Which lines below contain "screenshot"? Copy every one of them.
───── DATA FOR ANALYSIS ─────
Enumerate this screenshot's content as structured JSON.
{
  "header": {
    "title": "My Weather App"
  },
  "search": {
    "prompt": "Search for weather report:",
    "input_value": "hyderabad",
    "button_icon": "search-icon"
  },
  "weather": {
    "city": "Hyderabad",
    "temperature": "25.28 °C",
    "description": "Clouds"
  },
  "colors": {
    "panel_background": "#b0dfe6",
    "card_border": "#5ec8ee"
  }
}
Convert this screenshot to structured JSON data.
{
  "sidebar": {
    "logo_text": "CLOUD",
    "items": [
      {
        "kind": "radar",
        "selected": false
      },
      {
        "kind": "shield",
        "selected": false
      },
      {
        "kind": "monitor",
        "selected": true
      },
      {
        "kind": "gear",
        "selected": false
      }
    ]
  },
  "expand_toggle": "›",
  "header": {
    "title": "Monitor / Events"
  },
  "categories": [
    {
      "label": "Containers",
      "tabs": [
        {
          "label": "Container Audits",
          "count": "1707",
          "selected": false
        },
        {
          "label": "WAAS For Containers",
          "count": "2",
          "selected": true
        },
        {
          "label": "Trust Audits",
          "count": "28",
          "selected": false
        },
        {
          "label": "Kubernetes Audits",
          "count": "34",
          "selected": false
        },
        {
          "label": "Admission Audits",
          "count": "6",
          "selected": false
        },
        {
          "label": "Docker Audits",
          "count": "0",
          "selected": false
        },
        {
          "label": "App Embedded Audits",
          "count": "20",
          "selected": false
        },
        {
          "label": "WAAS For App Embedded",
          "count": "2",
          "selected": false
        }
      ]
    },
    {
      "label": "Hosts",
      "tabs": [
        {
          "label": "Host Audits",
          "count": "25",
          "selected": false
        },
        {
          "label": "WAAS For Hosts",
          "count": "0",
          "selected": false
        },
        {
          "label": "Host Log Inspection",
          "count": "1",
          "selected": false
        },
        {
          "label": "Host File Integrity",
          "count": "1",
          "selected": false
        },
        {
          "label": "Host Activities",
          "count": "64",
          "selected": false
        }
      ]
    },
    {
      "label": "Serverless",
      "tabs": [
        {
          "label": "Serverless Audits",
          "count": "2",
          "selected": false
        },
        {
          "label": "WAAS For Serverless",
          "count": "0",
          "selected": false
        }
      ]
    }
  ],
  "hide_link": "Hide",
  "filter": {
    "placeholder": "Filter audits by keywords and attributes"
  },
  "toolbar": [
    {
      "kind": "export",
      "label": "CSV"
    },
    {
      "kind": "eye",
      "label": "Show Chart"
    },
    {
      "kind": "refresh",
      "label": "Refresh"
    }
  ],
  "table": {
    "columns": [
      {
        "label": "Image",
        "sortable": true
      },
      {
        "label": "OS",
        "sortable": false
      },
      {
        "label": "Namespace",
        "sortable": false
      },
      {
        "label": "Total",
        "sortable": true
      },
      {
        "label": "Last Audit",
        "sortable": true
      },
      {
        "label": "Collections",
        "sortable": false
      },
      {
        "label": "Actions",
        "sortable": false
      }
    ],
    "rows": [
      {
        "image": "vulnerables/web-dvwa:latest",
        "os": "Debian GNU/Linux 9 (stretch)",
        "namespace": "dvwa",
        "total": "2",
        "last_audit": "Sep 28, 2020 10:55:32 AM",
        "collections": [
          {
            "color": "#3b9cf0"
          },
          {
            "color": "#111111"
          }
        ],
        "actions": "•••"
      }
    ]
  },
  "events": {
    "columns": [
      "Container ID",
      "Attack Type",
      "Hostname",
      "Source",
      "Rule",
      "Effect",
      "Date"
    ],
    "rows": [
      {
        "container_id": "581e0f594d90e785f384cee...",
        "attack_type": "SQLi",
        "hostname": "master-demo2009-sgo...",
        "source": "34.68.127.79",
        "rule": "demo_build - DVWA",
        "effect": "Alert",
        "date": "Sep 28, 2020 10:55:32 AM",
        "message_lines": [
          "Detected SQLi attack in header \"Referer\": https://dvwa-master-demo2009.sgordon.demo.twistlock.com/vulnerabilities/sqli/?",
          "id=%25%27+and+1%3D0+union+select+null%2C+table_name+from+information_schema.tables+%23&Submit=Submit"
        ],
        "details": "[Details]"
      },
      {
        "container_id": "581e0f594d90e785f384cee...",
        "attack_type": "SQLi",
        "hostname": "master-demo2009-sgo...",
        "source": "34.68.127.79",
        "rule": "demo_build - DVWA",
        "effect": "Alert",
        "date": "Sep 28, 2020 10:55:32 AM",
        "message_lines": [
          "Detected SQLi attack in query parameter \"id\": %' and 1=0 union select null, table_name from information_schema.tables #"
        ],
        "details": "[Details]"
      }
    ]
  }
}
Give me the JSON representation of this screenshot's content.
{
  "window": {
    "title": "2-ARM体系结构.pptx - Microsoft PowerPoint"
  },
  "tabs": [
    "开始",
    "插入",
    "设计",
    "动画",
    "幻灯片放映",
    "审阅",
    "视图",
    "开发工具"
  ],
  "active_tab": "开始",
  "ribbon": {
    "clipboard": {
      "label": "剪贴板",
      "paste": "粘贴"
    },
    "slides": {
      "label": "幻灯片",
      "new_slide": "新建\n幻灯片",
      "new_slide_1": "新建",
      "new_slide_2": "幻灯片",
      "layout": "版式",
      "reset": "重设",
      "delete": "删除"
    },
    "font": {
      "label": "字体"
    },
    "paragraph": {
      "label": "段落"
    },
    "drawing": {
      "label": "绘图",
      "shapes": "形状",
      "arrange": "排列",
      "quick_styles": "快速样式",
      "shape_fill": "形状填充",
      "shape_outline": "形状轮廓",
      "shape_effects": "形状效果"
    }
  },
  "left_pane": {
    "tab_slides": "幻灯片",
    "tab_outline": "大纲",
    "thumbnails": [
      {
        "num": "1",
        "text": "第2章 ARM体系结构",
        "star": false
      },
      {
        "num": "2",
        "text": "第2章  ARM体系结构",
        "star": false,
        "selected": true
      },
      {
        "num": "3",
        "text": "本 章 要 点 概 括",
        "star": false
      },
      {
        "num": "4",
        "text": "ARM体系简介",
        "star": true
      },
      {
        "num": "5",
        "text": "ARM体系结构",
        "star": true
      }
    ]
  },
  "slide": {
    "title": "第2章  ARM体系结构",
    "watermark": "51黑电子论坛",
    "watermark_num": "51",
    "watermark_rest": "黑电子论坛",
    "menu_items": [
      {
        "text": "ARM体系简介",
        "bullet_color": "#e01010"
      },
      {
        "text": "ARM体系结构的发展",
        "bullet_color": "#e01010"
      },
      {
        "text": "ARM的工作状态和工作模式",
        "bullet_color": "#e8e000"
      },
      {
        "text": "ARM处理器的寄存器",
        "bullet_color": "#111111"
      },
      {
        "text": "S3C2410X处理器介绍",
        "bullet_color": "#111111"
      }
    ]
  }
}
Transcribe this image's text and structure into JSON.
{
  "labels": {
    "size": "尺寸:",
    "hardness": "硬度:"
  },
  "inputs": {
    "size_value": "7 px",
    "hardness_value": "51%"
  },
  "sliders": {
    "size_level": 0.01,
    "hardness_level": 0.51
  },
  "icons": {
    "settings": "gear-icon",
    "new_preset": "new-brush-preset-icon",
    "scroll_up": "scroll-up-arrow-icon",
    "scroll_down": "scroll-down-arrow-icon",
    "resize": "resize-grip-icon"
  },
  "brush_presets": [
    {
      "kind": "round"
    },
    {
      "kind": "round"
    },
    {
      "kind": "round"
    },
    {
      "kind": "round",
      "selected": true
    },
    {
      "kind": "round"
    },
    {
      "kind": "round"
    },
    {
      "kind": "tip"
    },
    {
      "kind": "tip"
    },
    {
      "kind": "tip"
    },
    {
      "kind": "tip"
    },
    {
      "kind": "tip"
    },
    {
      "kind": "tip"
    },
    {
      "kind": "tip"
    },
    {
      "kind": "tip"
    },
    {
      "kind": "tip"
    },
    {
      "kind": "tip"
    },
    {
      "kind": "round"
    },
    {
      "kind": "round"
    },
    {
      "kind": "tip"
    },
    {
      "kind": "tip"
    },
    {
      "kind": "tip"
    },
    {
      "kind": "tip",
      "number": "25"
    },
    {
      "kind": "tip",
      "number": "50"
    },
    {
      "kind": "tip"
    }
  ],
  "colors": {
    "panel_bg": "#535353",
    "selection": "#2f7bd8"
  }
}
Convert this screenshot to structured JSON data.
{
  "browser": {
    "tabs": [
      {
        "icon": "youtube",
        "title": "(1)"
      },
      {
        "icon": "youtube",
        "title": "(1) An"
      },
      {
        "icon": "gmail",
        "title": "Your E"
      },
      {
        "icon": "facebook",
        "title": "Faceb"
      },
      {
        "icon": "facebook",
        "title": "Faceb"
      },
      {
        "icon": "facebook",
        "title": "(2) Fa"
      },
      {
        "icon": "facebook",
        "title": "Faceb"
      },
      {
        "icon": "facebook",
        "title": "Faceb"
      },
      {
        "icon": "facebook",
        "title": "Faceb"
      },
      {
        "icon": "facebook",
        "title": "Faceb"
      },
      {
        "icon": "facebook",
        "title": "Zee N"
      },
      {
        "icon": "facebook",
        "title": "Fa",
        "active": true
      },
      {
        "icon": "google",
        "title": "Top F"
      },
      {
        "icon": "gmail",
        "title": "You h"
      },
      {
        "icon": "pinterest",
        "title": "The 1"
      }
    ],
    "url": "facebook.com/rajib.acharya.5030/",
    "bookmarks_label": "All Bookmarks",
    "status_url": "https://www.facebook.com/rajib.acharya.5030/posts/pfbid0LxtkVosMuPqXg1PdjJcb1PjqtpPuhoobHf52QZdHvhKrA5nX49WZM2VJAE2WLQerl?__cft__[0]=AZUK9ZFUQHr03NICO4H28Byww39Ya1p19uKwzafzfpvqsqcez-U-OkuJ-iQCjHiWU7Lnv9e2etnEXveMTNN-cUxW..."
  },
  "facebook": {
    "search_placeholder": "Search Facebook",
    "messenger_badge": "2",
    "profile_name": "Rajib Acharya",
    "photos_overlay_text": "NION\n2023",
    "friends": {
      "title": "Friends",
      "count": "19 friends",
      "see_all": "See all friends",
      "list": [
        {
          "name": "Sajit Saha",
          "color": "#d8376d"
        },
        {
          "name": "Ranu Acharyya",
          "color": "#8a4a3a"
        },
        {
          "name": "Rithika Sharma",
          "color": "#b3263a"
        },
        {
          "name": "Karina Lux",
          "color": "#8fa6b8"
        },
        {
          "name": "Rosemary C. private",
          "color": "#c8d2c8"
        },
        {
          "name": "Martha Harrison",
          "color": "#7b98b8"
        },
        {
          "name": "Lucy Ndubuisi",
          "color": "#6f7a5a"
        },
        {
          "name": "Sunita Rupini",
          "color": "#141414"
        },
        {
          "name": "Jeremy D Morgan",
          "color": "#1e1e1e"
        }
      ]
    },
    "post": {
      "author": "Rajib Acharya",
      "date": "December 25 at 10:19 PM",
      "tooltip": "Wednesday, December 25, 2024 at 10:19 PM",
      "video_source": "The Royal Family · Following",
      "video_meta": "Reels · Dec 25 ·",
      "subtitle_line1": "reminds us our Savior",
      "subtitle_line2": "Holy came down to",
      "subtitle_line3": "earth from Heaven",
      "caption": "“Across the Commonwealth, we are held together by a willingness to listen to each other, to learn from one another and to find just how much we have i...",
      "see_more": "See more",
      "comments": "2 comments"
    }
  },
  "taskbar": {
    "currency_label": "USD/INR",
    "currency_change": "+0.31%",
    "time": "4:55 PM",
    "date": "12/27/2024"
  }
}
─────
ANSWER TO THIS PROBLEM:
Enumerate this screenshot's content as structured JSON.
Convert this screenshot to structured JSON data.
Give me the JSON representation of this screenshot's content.
Convert this screenshot to structured JSON data.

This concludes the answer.